  1. can't it mean both? isn't it just as true that we should guard are hearts from all kinds of damage? why is it not good to avoid getting hurt?

  2. I see what you are saying, and without being disrespectful, may I suggest that you are interpreting the passage based on what already seemed logical to you?

    Look at it this way: you are driving down an interstate highway, and you see a sign that says Exit 4, Hwy 13 to Norfolk 3 miles. Now, this may not seem immdiately clear, but that sign is communicating only that exit 4, which leads to a highway called 13 that goes to Norfolk, will come up in 3 miles. Can it also mean that Norfolk is only 3 miles away? It is possible, but the sign isn't communicating that, and if you get off at that exit in 3 miles, you might find yourself driving 50 or even 500 miles to Norfolk. It might also be 3 miles. However, the sign was silent to that issue, so you shouldn't use the sign to support the proposition that Norfolk is only 3 miles away. Instead, you should take it to mean exit 4 is 3 miles away. this confused me when I first started driving years ago, and there are a lot of signs like that.

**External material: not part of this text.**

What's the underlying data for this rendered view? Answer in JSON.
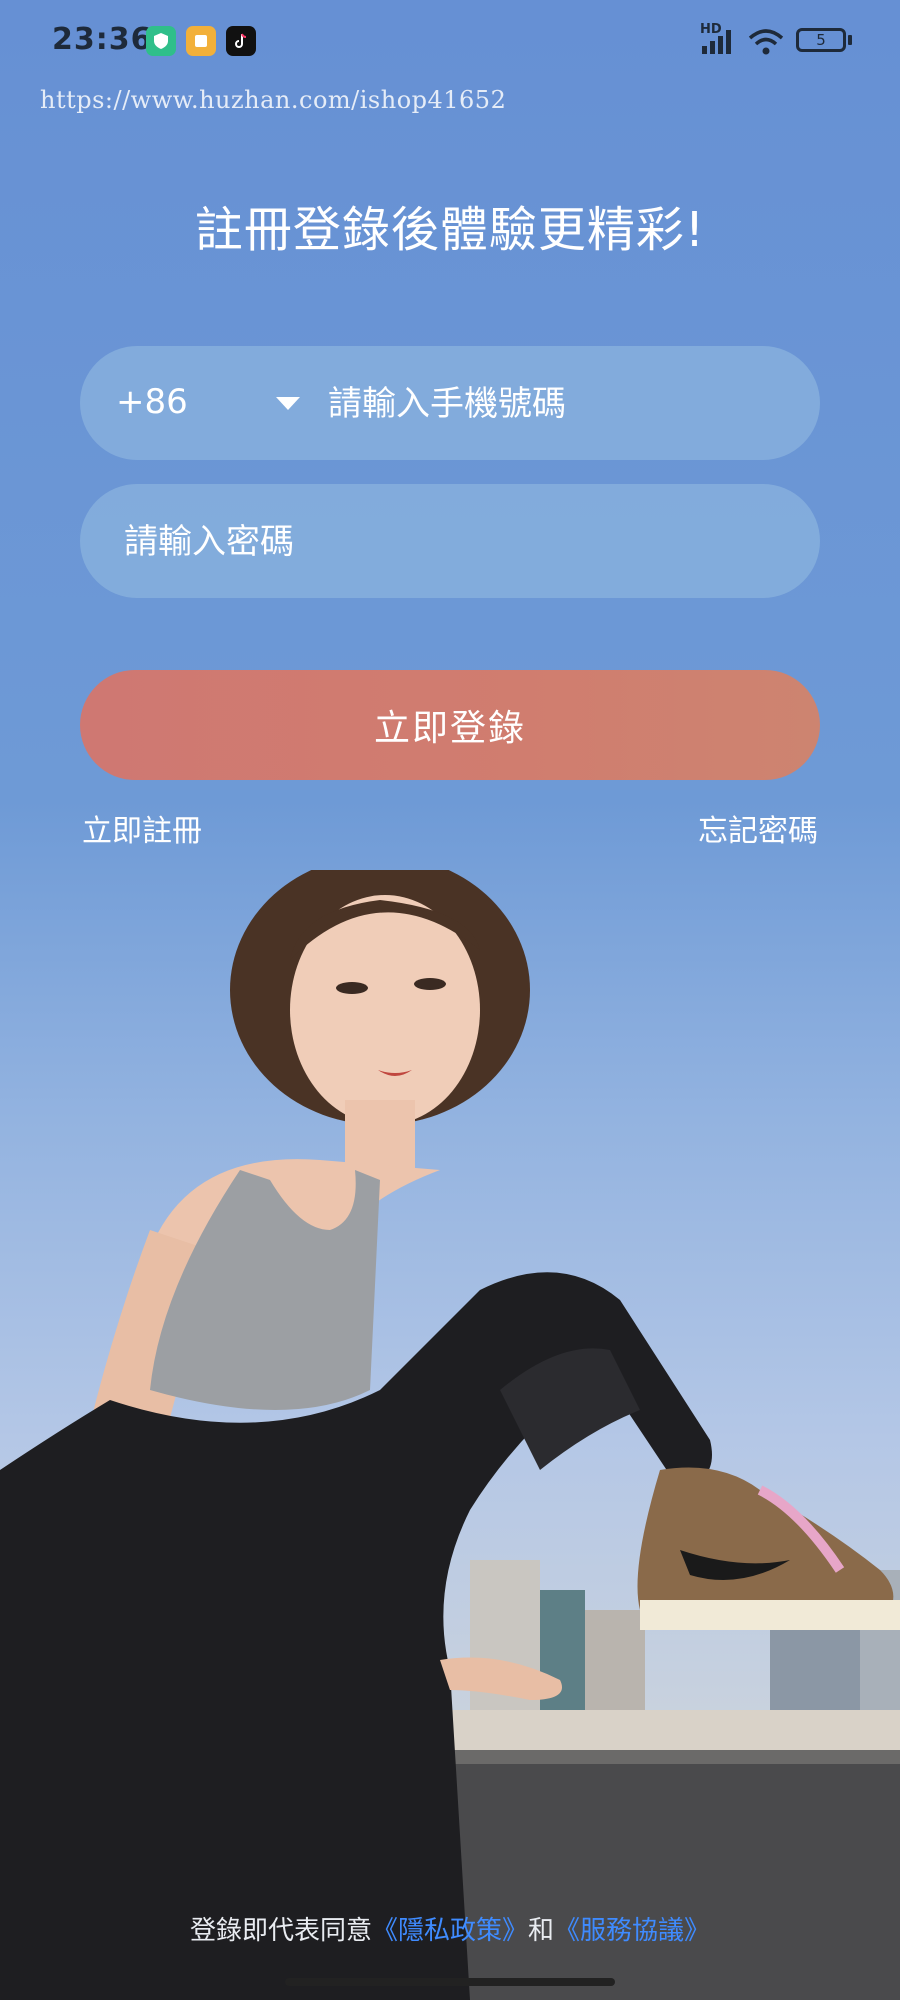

    Similarly, passages in the Bible communicate some things directly, others by implication, and, on some matters, it remains silent. Since the Proverb above doesn't say, "avoid heartache" directly, there are two options: the passage implies this or is silent regarding this. The context of the surrounding verses makes such an implication less reasonable, while 2 TIm 1:6-7 contradicts that meaning. Since there is a consistent way to read Proverbs 4 and 2 Tim 1, I conclude that consistent interpretation is the correct one, because I do not believe the Bible contradicts itself (I believe contradictions to be the result of our limited human understanding). Hope that helps.

  3. it does help. i don't think i get it 100% but ur saying that the proverb doesnt say exactly to avoid heartache but 2 tim 1:6-7 says not to be fearful. i see how that could be a contraditcion. if we act afraid of heartache what else is there to be brave about? so they can't both be true unless i read proverbs wrong. i wish reading the bible were easier, though.

  4. Well, few things worth doing are easy, but that's why we are here to help. We need to read the Bible for ourselves, but how we read it matters a lot. Things that I have found don't work so well: (1) reading the Bible with an agenda/to prove a point; (2) reading one or two verses at a time (they rarely make sense that way); (3) ignoring who the writer is actually talking to (the audience); (4) giving up.

    If you avoid those things, that is a good start. If you get confused, then remember that God is the author of logic. While our logic doesn't always work perfectly, if we don't jump to conclusions, logic and reason will help us understand the Bible. Sometimes cultural differences between us and the people in the Bible make things confusing, so aks a pastor you trust. Contact us if you like. Christians are supposed to help each other.

  5. yeah i need to read closer.